- a shafted weapon having a pointed head, formerly used by infantry.
- to pierce, wound, or kill with or as with a pike.
Origin of pike2
- to go, leave, or move along quickly.
Origin of pike6
Examples from the Web for piking
Would like to see him begging his bread, would you, or piking in the bucket-shops for five-dollar bills!Old Gorgon Graham
George Horace Lorimer
The minority were nothing but a lot of piking gamblers, anyway, who bought or sold for a rise or fall of a few cents.Tutt and Mr. Tutt
"All you got to do is keep your eyes peeled, and you'll see us piking in here right on the dot," laughed Tom.Bert Wilson on the Gridiron
J. W. Duffield
- the sport of fishing for pike
- British slang the practice of deriving sexual pleasure from watching strangers have sex in parked cars and other secluded but public places
- any of several large predatory freshwater teleost fishes of the genus Esox, esp E. lucius (northern pike), having a broad flat snout, strong teeth, and an elongated body covered with small scales: family Esocidae
- any of various similar fishes
- a medieval weapon consisting of an iron or steel spearhead joined to a long pole, the pikestaff
- a point or spike
- (tr) to stab or pierce using a pike
- short for turnpike (def. 1)
- Northern English dialect a pointed or conical hill
- (of the body position of a diver) bent at the hips but with the legs straight
Word Origin and History for piking
"highway," 1812 shortening of turnpike.

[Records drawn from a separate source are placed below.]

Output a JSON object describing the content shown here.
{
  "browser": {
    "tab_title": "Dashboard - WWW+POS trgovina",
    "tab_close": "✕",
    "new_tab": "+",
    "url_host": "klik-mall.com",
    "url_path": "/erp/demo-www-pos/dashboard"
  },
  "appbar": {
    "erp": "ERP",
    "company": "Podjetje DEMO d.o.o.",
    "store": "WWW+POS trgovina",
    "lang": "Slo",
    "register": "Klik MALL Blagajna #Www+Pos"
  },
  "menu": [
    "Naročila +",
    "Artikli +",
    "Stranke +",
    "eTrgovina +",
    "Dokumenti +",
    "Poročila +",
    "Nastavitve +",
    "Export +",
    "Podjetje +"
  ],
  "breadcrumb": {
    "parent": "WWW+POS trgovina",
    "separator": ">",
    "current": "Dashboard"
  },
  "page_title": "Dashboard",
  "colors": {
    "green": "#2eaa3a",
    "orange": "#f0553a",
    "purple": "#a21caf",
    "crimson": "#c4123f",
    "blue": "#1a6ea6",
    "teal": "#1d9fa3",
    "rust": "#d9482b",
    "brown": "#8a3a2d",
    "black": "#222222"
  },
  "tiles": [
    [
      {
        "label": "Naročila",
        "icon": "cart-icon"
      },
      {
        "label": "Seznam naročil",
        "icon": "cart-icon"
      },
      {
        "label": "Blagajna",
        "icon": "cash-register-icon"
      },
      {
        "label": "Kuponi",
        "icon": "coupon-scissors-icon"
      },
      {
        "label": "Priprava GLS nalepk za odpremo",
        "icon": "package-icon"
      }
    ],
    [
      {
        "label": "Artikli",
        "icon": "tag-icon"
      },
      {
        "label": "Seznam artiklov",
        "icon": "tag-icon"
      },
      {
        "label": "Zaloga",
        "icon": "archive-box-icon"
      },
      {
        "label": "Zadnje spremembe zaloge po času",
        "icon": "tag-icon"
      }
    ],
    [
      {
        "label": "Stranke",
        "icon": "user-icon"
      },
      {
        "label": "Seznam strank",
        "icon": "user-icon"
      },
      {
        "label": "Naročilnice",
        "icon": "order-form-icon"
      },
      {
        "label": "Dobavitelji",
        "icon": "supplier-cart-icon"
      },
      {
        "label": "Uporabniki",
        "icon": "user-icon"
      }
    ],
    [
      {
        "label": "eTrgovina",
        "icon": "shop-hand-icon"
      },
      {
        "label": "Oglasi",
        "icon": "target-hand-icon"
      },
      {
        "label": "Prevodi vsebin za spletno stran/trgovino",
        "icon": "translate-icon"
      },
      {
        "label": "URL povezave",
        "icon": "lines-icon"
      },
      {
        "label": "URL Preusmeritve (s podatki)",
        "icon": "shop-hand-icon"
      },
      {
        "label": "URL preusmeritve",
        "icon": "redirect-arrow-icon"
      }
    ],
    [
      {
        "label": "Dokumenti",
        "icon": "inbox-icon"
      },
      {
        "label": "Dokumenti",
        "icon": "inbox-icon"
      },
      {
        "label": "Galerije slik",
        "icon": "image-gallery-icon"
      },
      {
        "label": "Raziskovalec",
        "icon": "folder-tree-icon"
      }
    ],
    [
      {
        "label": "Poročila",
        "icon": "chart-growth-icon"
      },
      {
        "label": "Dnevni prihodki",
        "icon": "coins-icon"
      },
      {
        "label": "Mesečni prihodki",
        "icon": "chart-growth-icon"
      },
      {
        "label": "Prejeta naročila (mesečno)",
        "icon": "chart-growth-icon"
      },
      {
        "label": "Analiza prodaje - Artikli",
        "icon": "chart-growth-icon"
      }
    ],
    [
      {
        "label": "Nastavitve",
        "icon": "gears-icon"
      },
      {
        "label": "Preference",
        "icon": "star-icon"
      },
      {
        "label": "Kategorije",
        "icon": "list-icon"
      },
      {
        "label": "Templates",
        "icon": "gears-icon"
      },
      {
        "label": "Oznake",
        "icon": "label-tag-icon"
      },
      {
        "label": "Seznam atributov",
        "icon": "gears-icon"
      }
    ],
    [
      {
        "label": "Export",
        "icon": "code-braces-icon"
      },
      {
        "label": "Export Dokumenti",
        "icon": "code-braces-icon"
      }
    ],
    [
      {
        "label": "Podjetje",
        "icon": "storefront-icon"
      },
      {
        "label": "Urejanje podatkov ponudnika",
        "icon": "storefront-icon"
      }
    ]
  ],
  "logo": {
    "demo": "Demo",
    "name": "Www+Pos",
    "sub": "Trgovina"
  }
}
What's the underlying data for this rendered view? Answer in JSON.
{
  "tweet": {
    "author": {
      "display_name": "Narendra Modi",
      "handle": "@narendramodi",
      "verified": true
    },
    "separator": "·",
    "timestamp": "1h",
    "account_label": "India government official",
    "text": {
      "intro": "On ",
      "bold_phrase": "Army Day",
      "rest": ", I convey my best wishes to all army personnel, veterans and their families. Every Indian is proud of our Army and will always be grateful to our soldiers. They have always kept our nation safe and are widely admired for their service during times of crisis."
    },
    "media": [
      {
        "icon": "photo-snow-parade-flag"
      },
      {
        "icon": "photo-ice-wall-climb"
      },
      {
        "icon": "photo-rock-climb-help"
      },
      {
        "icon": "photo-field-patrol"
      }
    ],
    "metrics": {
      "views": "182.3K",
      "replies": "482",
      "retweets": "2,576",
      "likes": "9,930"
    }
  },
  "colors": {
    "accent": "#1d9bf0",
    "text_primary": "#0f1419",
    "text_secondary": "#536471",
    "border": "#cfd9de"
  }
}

"weapon with a long shaft and a pointed metal head," 1510s, from Middle French pique "a spear; pikeman," from piquer "to pick, puncture, pierce," from Old French pic "sharp point or spike," a general continental term (cf. Spanish pica, Italian picca, Provençal piqua), perhaps ultimately from a Germanic [Barnhart] or Celtic source (see pike (n.4)). Alternative explanation traces the Old French word (via Vulgar Latin *piccare "to prick, pierce") to Latin picus "woodpecker." "Formerly the chief weapon of a large part of the infantry; in the 18th c. superseded by the bayonet" [OED]; hence old expressions such as pass through pikes "come through difficulties, run the gauntlet;" push of pikes "close-quarters combat." German Pike, Dutch piek, Danish pik, etc. are from French pique.
"voracious freshwater fish," early 14c., probably short for pike-fish, a special use of pike (n.2) in reference to the fish's long, pointed jaw, and in part from French brochet "pike" (fish), from broche "a roasting spit."
"pick used in digging," Middle English pik, pyk, collateral (long-vowel) form of pic (source of pick (n.1)), from Old English piic "pointed object, pickaxe," perhaps from a Celtic source (cf. Gaelic pic "pickaxe," Irish pice "pike, pitchfork"). Extended early 13c. to "pointed tip" of anything. Pike, pick, and pitch formerly were used indifferently in English. Pike position in diving, gymnastics, etc., attested from 1928, perhaps on the notion of "tapering to a point."